Proposition: 1.28: Parallel Lines II

(Proposition 28 from Book 1 of Euclid's “Elements”)

If a straight line falling across two straight lines makes the external angle equal to the internal and opposite angle on the same side, or (makes) the (sum of the) internal (angles) on the same side equal to two right angles, then the (two) straight lines will be parallel to one another.


Modern Formulation

If a straight line \(EF\) intersects two straight lines \(AB\), \(CD\) at one and only point point each such that the exterior angle \(\angle{BGE}\) equals its corresponding interior angle \(\angle{DHG}\) or if it makes two interior angles on the same side \(\angle{HGB}, \angle{DHG}\) equal to two right angles, then the two lines are parallel \((AB\parallel CD)\).

Tha angles \(\angle{BGE}\) and \(\angle{DHG}\) are called corresponding angles.

Proofs: 1

Proofs: 1 2 3 4 5 6
Propositions: 7

Thank you to the contributors under CC BY-SA 4.0!



Adapted from CC BY-SA 3.0 Sources:

  1. Callahan, Daniel: "Euclid’s 'Elements' Redux" 2014

Adapted from (Public Domain)

  1. Casey, John: "The First Six Books of the Elements of Euclid"

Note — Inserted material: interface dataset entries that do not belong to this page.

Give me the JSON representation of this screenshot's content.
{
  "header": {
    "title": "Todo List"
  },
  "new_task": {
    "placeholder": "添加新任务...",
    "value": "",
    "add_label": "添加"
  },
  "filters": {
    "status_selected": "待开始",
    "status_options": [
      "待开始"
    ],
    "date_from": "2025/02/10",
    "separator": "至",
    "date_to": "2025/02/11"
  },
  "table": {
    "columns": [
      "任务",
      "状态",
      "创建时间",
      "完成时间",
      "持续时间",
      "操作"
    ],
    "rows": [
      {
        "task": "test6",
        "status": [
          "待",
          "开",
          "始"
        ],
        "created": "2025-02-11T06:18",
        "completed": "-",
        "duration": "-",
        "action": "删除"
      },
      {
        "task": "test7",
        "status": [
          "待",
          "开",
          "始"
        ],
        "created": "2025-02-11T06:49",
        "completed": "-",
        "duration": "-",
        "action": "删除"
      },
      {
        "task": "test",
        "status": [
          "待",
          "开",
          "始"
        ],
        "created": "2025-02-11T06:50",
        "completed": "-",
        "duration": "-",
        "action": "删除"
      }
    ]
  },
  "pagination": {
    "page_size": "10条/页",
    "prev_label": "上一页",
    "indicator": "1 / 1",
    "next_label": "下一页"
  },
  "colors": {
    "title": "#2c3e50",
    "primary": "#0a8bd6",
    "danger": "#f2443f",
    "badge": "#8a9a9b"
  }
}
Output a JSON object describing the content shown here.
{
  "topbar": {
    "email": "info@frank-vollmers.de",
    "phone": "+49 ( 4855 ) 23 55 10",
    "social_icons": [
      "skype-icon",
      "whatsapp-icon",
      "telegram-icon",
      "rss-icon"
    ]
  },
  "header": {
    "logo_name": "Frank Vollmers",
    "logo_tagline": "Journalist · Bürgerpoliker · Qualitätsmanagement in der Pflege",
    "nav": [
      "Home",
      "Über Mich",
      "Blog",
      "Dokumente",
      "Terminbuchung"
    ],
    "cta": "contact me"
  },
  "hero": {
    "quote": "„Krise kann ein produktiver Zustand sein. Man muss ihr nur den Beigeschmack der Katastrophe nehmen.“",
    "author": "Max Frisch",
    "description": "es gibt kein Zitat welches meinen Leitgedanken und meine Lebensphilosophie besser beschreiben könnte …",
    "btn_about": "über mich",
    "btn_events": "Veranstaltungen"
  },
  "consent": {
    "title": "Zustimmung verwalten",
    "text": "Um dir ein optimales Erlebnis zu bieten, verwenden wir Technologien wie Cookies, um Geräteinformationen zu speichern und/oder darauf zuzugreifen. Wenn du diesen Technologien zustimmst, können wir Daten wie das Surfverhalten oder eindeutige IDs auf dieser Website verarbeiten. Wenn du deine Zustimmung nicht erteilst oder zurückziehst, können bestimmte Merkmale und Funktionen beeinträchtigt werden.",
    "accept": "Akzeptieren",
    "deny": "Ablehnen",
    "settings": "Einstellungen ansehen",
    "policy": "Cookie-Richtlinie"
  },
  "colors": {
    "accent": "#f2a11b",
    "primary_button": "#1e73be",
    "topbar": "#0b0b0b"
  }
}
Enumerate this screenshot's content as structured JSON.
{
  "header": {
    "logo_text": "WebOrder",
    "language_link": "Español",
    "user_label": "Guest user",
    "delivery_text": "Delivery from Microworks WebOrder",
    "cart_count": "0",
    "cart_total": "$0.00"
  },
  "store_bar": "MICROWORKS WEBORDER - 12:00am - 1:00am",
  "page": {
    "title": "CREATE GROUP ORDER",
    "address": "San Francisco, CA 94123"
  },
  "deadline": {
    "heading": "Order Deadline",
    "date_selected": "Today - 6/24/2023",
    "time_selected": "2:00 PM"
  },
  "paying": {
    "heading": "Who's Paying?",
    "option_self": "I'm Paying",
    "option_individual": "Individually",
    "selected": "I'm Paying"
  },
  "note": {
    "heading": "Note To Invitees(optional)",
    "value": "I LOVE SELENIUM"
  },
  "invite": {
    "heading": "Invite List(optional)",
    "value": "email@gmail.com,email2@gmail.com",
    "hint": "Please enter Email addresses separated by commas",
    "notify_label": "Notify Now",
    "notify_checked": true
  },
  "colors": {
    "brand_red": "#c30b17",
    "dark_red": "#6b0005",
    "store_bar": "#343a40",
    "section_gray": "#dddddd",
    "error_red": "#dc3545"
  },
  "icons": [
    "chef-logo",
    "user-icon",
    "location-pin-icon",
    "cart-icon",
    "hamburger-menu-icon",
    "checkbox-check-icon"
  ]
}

Adapted from (subject to copyright, with kind permission)

  1. Fitzpatrick, Richard: Euclid's "Elements of Geometry"